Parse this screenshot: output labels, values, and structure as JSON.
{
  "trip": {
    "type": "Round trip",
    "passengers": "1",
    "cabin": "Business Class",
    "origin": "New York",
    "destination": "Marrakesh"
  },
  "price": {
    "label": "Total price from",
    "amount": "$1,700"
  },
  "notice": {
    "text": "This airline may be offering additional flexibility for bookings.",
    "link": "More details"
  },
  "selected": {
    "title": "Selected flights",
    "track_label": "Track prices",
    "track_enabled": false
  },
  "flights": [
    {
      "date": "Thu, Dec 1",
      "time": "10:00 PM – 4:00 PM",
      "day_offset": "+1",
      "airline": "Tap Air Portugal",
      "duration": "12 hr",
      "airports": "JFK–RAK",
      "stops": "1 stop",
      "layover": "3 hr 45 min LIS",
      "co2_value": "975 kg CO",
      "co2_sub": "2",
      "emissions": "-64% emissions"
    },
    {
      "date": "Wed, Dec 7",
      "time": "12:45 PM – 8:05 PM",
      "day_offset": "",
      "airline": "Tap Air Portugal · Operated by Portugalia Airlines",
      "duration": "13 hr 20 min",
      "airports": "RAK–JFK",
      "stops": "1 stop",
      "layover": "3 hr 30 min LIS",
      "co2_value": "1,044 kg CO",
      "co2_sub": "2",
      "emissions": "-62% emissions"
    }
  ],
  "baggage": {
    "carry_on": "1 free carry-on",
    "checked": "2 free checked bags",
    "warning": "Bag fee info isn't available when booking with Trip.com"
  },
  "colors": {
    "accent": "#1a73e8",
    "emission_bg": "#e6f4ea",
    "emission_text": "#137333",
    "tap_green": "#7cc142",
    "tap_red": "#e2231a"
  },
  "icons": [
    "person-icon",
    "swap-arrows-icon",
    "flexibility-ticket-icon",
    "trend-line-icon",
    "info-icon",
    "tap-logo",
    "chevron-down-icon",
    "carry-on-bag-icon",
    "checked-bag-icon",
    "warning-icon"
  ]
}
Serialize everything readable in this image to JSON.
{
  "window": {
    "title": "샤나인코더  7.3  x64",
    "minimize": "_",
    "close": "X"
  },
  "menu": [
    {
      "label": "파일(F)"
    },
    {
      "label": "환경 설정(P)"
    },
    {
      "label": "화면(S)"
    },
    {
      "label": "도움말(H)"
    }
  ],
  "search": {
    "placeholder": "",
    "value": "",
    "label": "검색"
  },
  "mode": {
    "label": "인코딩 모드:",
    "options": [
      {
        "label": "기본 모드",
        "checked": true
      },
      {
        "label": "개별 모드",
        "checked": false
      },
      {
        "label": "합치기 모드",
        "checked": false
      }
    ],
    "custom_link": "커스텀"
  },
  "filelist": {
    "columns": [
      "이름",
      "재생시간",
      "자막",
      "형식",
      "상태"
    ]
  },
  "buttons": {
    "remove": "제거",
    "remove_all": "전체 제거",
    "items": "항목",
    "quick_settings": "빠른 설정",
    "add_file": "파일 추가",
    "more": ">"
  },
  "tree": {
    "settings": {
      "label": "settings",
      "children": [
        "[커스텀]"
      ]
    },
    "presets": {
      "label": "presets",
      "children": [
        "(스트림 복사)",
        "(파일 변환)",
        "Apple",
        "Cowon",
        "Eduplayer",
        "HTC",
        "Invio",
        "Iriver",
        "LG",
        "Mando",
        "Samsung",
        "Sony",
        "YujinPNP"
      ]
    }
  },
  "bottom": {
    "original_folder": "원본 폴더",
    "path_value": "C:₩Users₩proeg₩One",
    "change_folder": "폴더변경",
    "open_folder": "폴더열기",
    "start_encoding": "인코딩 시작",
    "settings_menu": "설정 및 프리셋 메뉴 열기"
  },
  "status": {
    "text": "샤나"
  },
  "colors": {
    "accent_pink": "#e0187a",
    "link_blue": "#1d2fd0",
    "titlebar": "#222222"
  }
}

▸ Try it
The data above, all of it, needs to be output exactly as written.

▸ Reply to the exercise
Parse this screenshot: output labels, values, and structure as JSON.
{
  "trip": {
    "type": "Round trip",
    "passengers": "1",
    "cabin": "Business Class",
    "origin": "New York",
    "destination": "Marrakesh"
  },
  "price": {
    "label": "Total price from",
    "amount": "$1,700"
  },
  "notice": {
    "text": "This airline may be offering additional flexibility for bookings.",
    "link": "More details"
  },
  "selected": {
    "title": "Selected flights",
    "track_label": "Track prices",
    "track_enabled": false
  },
  "flights": [
    {
      "date": "Thu, Dec 1",
      "time": "10:00 PM – 4:00 PM",
      "day_offset": "+1",
      "airline": "Tap Air Portugal",
      "duration": "12 hr",
      "airports": "JFK–RAK",
      "stops": "1 stop",
      "layover": "3 hr 45 min LIS",
      "co2_value": "975 kg CO",
      "co2_sub": "2",
      "emissions": "-64% emissions"
    },
    {
      "date": "Wed, Dec 7",
      "time": "12:45 PM – 8:05 PM",
      "day_offset": "",
      "airline": "Tap Air Portugal · Operated by Portugalia Airlines",
      "duration": "13 hr 20 min",
      "airports": "RAK–JFK",
      "stops": "1 stop",
      "layover": "3 hr 30 min LIS",
      "co2_value": "1,044 kg CO",
      "co2_sub": "2",
      "emissions": "-62% emissions"
    }
  ],
  "baggage": {
    "carry_on": "1 free carry-on",
    "checked": "2 free checked bags",
    "warning": "Bag fee info isn't available when booking with Trip.com"
  },
  "colors": {
    "accent": "#1a73e8",
    "emission_bg": "#e6f4ea",
    "emission_text": "#137333",
    "tap_green": "#7cc142",
    "tap_red": "#e2231a"
  },
  "icons": [
    "person-icon",
    "swap-arrows-icon",
    "flexibility-ticket-icon",
    "trend-line-icon",
    "info-icon",
    "tap-logo",
    "chevron-down-icon",
    "carry-on-bag-icon",
    "checked-bag-icon",
    "warning-icon"
  ]
}
Serialize everything readable in this image to JSON.
{
  "window": {
    "title": "샤나인코더  7.3  x64",
    "minimize": "_",
    "close": "X"
  },
  "menu": [
    {
      "label": "파일(F)"
    },
    {
      "label": "환경 설정(P)"
    },
    {
      "label": "화면(S)"
    },
    {
      "label": "도움말(H)"
    }
  ],
  "search": {
    "placeholder": "",
    "value": "",
    "label": "검색"
  },
  "mode": {
    "label": "인코딩 모드:",
    "options": [
      {
        "label": "기본 모드",
        "checked": true
      },
      {
        "label": "개별 모드",
        "checked": false
      },
      {
        "label": "합치기 모드",
        "checked": false
      }
    ],
    "custom_link": "커스텀"
  },
  "filelist": {
    "columns": [
      "이름",
      "재생시간",
      "자막",
      "형식",
      "상태"
    ]
  },
  "buttons": {
    "remove": "제거",
    "remove_all": "전체 제거",
    "items": "항목",
    "quick_settings": "빠른 설정",
    "add_file": "파일 추가",
    "more": ">"
  },
  "tree": {
    "settings": {
      "label": "settings",
      "children": [
        "[커스텀]"
      ]
    },
    "presets": {
      "label": "presets",
      "children": [
        "(스트림 복사)",
        "(파일 변환)",
        "Apple",
        "Cowon",
        "Eduplayer",
        "HTC",
        "Invio",
        "Iriver",
        "LG",
        "Mando",
        "Samsung",
        "Sony",
        "YujinPNP"
      ]
    }
  },
  "bottom": {
    "original_folder": "원본 폴더",
    "path_value": "C:₩Users₩proeg₩One",
    "change_folder": "폴더변경",
    "open_folder": "폴더열기",
    "start_encoding": "인코딩 시작",
    "settings_menu": "설정 및 프리셋 메뉴 열기"
  },
  "status": {
    "text": "샤나"
  },
  "colors": {
    "accent_pink": "#e0187a",
    "link_blue": "#1d2fd0",
    "titlebar": "#222222"
  }
}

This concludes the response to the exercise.